Architectural Project in the City: The Town Centre

In 1960’s England, a new architecture project on the city emerged within discourse and practice: the town centre. This book examines a specific set of case studies from four different regions of England, each example designed by Owen Luder. These case studies reflect discourse of the time, challenged the field of architecture’s modus operandi, expanded architectural discourse, and created an urban architecture that engaged with many constituencies of the city.

One dominant motivation behind the emergence of these projects was the rebuilding effort in England which focused on reconstructing bombed out city centres. By the 1960’s, local and national governments increased land-use permits for privately funded commercial spaces in city centres, a shift from housing and school construction efforts immediately following the war.

Simultaneously, Luder started his first practice in the early 60’s, and quickly partnered with developers and investors, creating a perfect storm of conditions for building town centres—money, resources, and vision.

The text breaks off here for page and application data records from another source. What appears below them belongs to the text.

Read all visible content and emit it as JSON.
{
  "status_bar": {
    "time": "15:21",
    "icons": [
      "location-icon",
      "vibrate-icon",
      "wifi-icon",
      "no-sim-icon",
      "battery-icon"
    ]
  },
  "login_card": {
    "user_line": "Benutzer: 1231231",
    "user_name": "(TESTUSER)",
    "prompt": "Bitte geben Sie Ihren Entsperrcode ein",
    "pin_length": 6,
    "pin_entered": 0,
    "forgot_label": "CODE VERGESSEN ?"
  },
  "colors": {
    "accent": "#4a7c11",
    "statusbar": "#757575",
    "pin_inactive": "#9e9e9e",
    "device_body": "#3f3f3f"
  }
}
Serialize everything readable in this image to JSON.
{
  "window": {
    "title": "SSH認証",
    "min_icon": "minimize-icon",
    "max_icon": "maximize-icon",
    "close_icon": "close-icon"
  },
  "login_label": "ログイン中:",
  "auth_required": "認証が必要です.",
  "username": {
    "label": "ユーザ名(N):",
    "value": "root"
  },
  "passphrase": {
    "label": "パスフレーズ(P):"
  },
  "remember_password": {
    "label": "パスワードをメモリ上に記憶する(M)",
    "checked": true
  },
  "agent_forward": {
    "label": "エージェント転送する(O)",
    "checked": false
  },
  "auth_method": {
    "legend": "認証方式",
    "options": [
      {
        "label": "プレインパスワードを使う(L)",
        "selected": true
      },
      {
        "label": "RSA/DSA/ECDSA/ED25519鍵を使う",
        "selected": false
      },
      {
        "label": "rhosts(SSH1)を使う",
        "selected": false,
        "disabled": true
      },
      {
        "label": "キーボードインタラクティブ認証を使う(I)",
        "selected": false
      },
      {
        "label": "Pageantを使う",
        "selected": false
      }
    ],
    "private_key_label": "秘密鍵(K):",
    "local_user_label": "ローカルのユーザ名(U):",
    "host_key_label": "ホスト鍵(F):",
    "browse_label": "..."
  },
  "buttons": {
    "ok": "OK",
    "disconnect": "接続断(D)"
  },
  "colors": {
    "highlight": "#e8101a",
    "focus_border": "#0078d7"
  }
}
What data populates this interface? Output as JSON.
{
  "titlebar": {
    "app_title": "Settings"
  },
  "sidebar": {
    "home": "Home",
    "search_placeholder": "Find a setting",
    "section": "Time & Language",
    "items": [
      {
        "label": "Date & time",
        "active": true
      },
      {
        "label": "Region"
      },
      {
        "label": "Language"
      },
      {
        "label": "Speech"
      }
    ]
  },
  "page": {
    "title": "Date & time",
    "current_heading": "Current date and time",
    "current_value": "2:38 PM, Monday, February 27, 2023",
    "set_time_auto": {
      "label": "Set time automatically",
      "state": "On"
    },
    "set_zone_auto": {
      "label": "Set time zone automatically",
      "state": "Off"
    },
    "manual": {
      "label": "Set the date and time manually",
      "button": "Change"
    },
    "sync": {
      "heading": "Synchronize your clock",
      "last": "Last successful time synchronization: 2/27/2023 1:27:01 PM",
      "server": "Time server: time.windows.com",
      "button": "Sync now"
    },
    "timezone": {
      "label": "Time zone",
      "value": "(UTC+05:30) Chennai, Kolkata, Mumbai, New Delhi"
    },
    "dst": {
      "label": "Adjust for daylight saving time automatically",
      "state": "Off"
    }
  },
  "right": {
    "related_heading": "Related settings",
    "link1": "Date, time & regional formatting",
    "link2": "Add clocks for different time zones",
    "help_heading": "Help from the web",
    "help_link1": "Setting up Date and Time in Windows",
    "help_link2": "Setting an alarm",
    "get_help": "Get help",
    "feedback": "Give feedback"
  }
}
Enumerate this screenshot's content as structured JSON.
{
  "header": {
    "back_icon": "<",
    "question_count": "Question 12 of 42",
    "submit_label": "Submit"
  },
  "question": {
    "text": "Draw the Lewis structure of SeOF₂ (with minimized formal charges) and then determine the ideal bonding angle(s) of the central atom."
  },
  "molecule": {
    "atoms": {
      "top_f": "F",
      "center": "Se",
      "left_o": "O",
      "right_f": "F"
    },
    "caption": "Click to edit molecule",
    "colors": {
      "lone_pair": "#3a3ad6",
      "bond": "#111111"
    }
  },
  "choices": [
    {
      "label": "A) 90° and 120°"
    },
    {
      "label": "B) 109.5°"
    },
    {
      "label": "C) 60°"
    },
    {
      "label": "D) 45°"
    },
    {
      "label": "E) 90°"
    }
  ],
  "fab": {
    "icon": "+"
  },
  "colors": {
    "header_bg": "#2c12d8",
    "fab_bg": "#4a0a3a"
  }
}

These projects have been type-cast as megastructures and brutalist projects. This research extracts Luder’s project from these categories and reinserts them into architectural discourse. Luder’s town centres choreographed specific architectural disciplinary effects thereby creating new atmospheres and experiences in the city, specifically when it came to shopping. This was accomplished by engaging with the Townscape movement, another misunderstood discourse in English architectural history. Therefore, this book also spotlights the origins of Townscape as a form of radical picturesque, as described in 1949 by the founder of Architectural Review, I. de Wolfe. The emergence of this discourse on the radical picturesque in post-war England paved the way for Luder’s project and fostered direct connections with key theoretical figures writing about Townscape in the 60’s.